The New York City Department of Health and Mental Hygiene
In New York City, the pressure for a restaurant to do well on its health inspection couldn’t be greater — a bad grade, or even a less-than-ideal “B,” can drive business to the ground.
Enter Letter Grade Consulting, an independent consulting agency that charges restaurants between $250 and $400 a month to get places in tip-top shape for their upcoming, surprise inspection.
Like the city’s health department, LGC considers it part of the job to show up unannounced, to review a restaurant’s hygiene. The company is one of a number of new businesses that have sprung up since the Department of Health and Mental Hygiene introduced letter grades a few years ago.
“You can’t survive with a B on your window,” Letter Grade co-founder Rada Tarnovsky told the New York Times. “You have to have an A. We live in New York City. You can just cross the street to eat at an A place.”
Just like the health department, Tarnovsky’s inspectors — most of whom formerly worked for the health department — spot check every detail of the kitchen. A mouse was discovered during one recent LGC inspection, but the restaurant passed its next real inspection, the company told the Times.

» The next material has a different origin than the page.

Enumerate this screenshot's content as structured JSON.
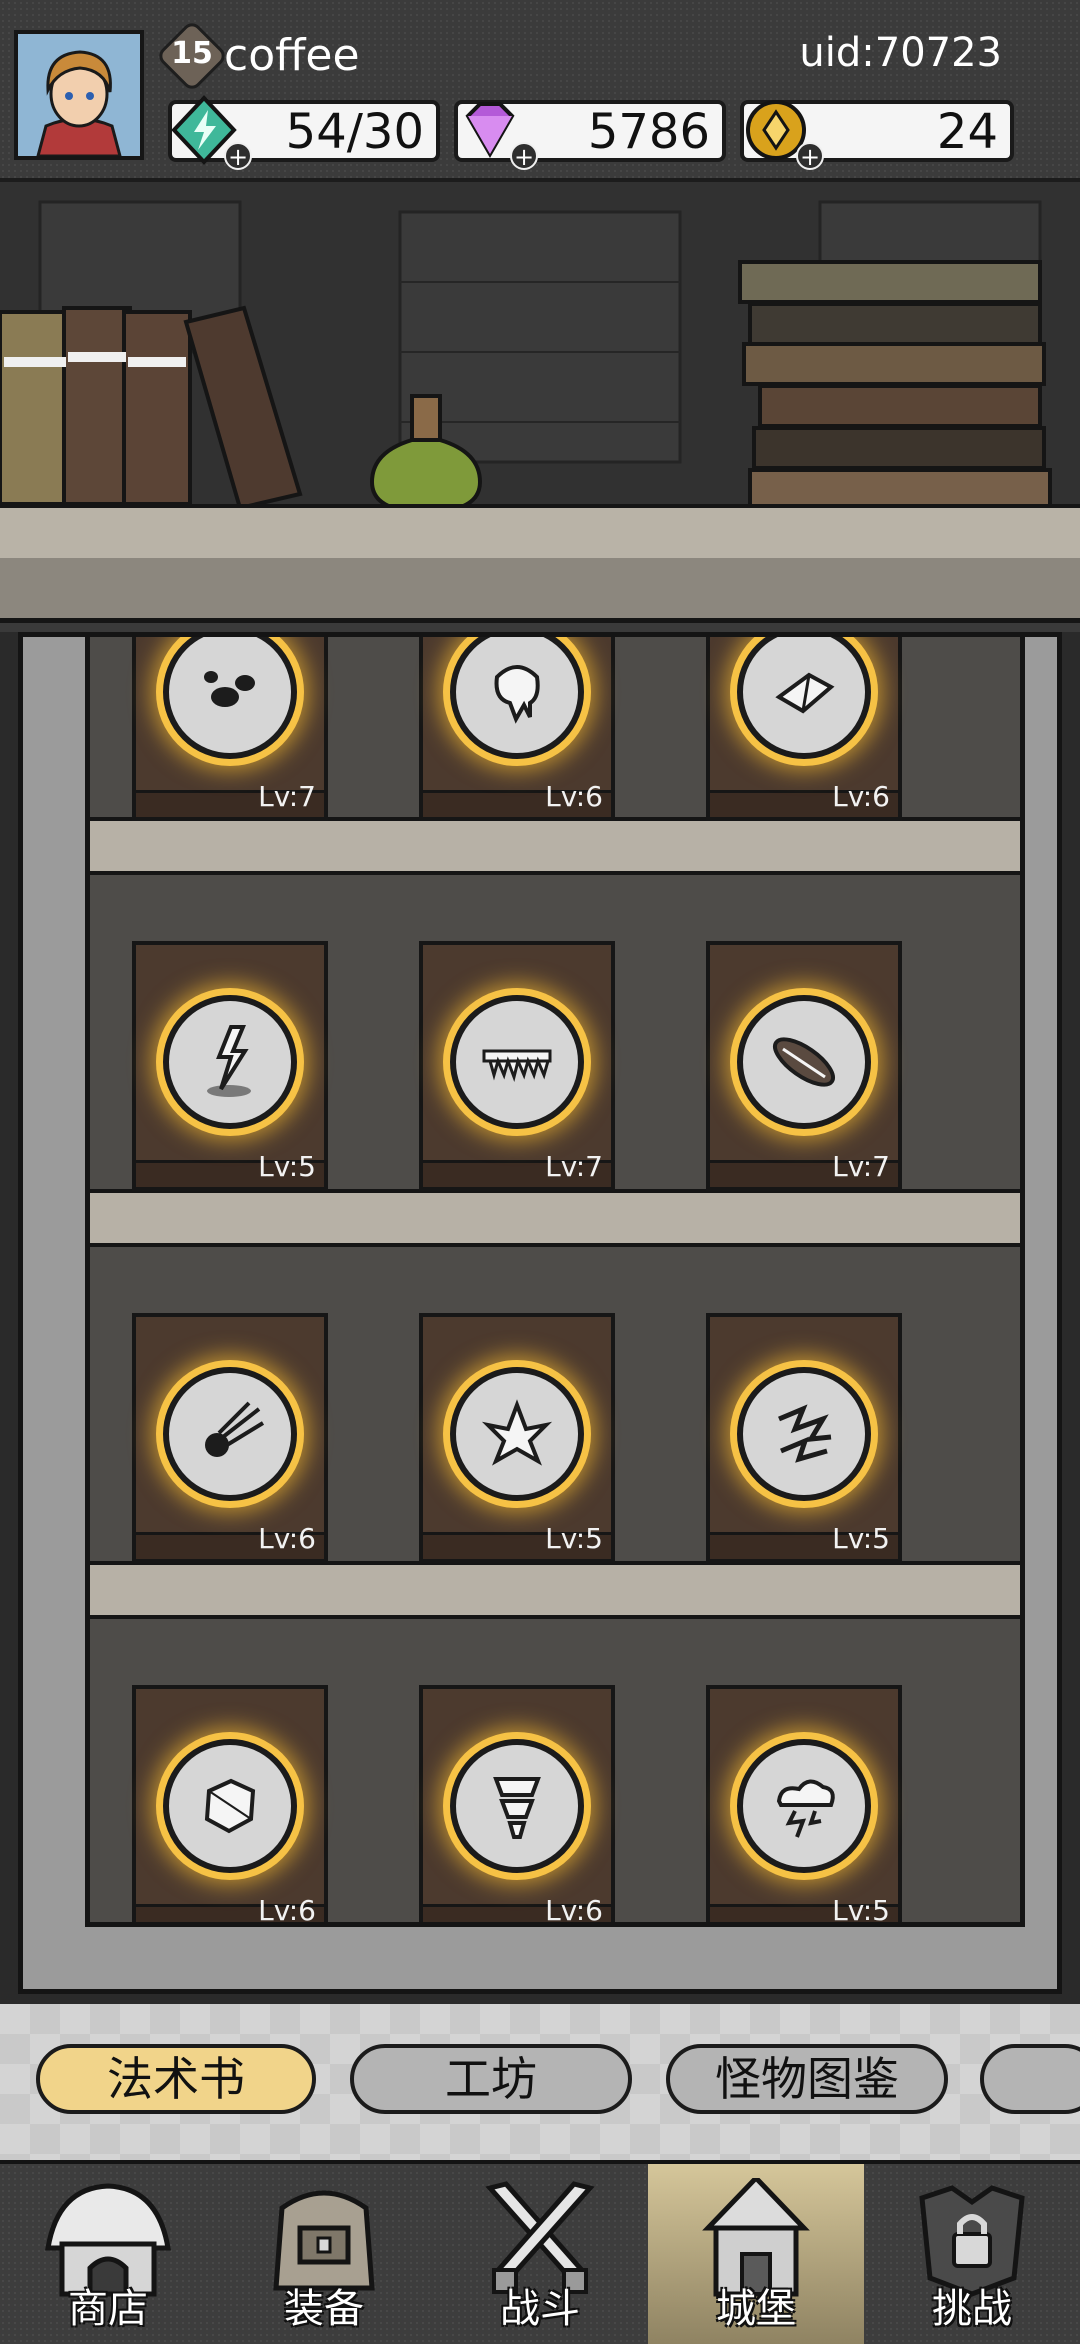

Among the things LGC and its peer companies teaches restauranteurs is how to stay calm in the presence of an official inspector. “Department of health inspectors, they react to unnecessary panic,” LGC’s Leon Lubarsky said.